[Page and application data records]
# # # #

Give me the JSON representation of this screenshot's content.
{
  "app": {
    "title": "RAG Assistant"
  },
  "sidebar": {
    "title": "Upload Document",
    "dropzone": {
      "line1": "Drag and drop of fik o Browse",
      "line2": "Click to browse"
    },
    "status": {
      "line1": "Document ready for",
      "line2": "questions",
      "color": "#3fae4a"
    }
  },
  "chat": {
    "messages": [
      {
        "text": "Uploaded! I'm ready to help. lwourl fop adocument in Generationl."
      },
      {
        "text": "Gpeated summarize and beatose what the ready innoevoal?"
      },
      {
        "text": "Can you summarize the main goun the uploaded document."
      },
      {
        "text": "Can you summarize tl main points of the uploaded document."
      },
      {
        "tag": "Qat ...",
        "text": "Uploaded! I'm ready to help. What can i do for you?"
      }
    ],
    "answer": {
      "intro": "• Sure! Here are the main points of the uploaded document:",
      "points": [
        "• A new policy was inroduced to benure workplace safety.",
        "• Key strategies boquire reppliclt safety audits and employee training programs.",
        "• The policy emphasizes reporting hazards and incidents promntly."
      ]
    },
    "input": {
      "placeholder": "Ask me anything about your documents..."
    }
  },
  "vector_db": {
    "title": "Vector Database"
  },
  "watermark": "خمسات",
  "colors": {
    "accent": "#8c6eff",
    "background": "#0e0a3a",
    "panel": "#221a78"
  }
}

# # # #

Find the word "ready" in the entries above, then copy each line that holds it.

      "line1": "Document ready for",
        "text": "Uploaded! I'm ready to help. lwourl fop adocument in Generationl."
        "text": "Gpeated summarize and beatose what the ready innoevoal?"
        "text": "Uploaded! I'm ready to help. What can i do for you?"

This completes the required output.